Bladder cancer affects individuals and has a profound impact on their families. Coping with the diagnosis, undergoing treatments, and managing potential long-term effects can be challenging for everyone involved.
Therefore, it is essential to approach bladder cancer treatment in Sydney with compassion, understanding, and a comprehensive support system that extends beyond the medical realm.

Latest Bladder Cancer Treatments Available in Sydney

Let’s delve into the world of cutting-edge advancements in the treatment of bladder cancer. From novel therapies to groundbreaking surgical techniques, we explore the introduction of innovative treatment options that are revolutionising the landscape of bladder cancer care in Sydney.
Superficial Bladder Cancer Treatment

Key Findings:

  • Superficial bladder cancers are the most common type and can be treated initially with endoscopic resection.
  • Intravesical chemotherapy may be recommended for some instances, such as multiple or high-grade tumours.
  • Regular check-ups and surveillance programs are crucial for early detection and prevention of progression to invasive bladder cancer.

When treating bladder cancer, superficial tumours are the most common. They are confined to the bladder lining and can be removed through endoscopic resection. Intravesical chemotherapy may prevent recrrences, where a drug called BCG is directly introduced into the bladder.

This treatment is often given once a week for six weeks, followed by a maintenance program over three years. Regular check-ups, including urinary cytology and cystourethroscopy, are essential for lifelong surveillance.

About 15% of superficial bladder tumours can progress to invasive cancers if not closely monitored. Stay on top of your surveillance program to catch any changes early and protect your health.

Carcinoma In Situ Treatment

Key Findings:

  • Carcinoma in situ is a pre-invasive form of bladder cancer that affects the bladder lining.
  • Suppose you experience symptoms like those of a urinary tract infection, such as irritating urinary tract symptoms. In that case, knowing that you may receive inappropriate antibiotic treatment is essential.
  • Diagnosis involves positive urinary cytology and mandatory cystourethroscopy.
  • Treatment options include local ablation and BCG therapy.
  • Regular check-ups are essential throughout life.

Carcinoma in situ is an early stage of bladder cancer that stays within the bladder lining. Symptoms such as urinating pain may be mistaken for a urinary tract infection.

To diagnose it, doctors perform urinary tests and use a thin tube with a camera called cystourethroscopy.

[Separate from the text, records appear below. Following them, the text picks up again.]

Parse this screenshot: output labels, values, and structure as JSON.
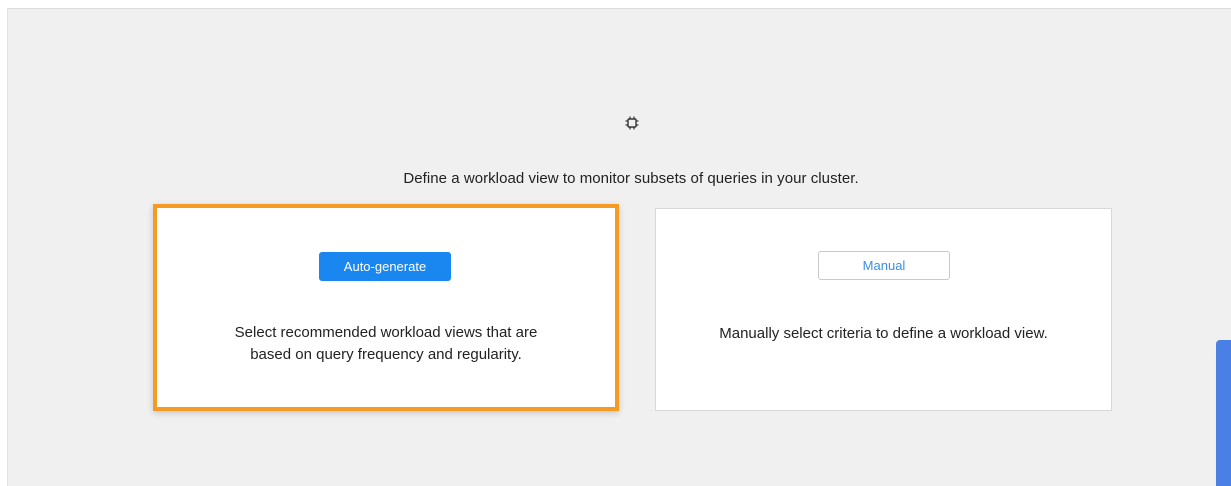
{
  "intro_text": "Define a workload view to monitor subsets of queries in your cluster.",
  "icons": {
    "chip": "chip-icon"
  },
  "options": {
    "auto": {
      "button_label": "Auto-generate",
      "description_line1": "Select recommended workload views that are",
      "description_line2": "based on query frequency and regularity.",
      "selected": true
    },
    "manual": {
      "button_label": "Manual",
      "description_line1": "Manually select criteria to define a workload view."
    }
  },
  "colors": {
    "accent": "#1a86f0",
    "selection_outline": "#f59a23",
    "link_text": "#3a8ee6",
    "panel_background": "#f0f0f0"
  }
}
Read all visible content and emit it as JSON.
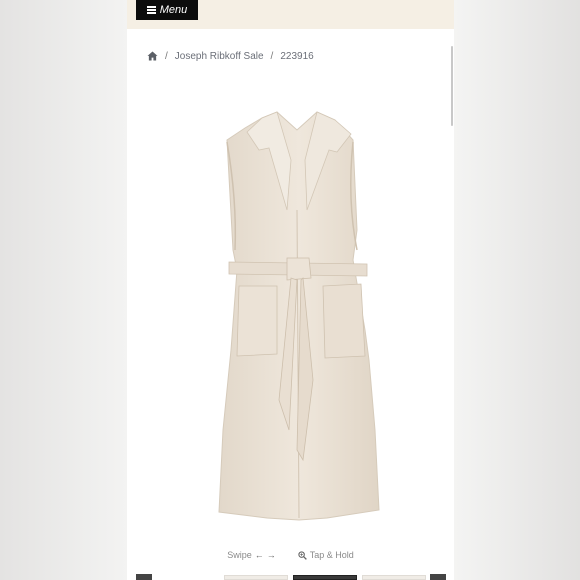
{
  "menu": {
    "label": "Menu",
    "icon": "hamburger-icon"
  },
  "breadcrumb": {
    "home_icon": "home-icon",
    "separator": "/",
    "items": [
      "Joseph Ribkoff Sale",
      "223916"
    ]
  },
  "product": {
    "image_icon": "sleeveless-belted-vest-image"
  },
  "hints": {
    "swipe": "Swipe",
    "swipe_left": "←",
    "swipe_right": "→",
    "zoom": "Tap & Hold",
    "zoom_icon": "zoom-in-icon"
  },
  "colors": {
    "topbar": "#f5efe4",
    "menu_bg": "#0c0c0c",
    "garment": "#ebe2d6",
    "text_muted": "#6b6f78"
  }
}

Treatment involves removing the affected areas and using BCG therapy. Since it can come back or progress, regular check-ups are essential to catch any changes. Stay vigilant and attend check-ups to ensure long-term health.

Muscle-Invasive Bladder Cancer Treatment

Key Finding

  • Muscle-invasive bladder cancer is a more aggressive form of the disease that can develop from superficial bladder cancer or carcinoma-in-situ.
  • Complete removal of the bladder, known as radical cystectomy, is often recommended for a potential cure.
  • In some cases, radical pelvic radiotherapy may be an alternative treatment option.
  • Neo-bladder formation, a surgical reconstruction using a section of the bowel, is possible for suitable patients.
  • The neo-bladder functions similarly to a regular bladder, with the ureters and urethra connected, while the bowel functions normally.

Lastly, muscle-invasive bladder cancer is a more aggressive type that may develop from earlier stages of the disease. Early intervention and close monitoring are essential.

Doctors often recommend complete bladder removal through a surgery called a radical cystectomy, which can potentially cure cancer. Another option is radical pelvic radiotherapy

For suitable patients, a surgical procedure called neo-bladder formation is possible. This involves using a section of the bowel to create a new bladder-like pouch that functions normally, with the ureters and urethra connected.

The remaining bowel is reconnected, allowing normal bowel function.

Final Words

It is vital to emphasise the significance of early detection and its remarkable advancements. Stay proactive in your healthcare decisions, empowering yourself with knowledge, seeking expert guidance, and supporting ongoing research. Stay informed, stay proactive, and stay hopeful.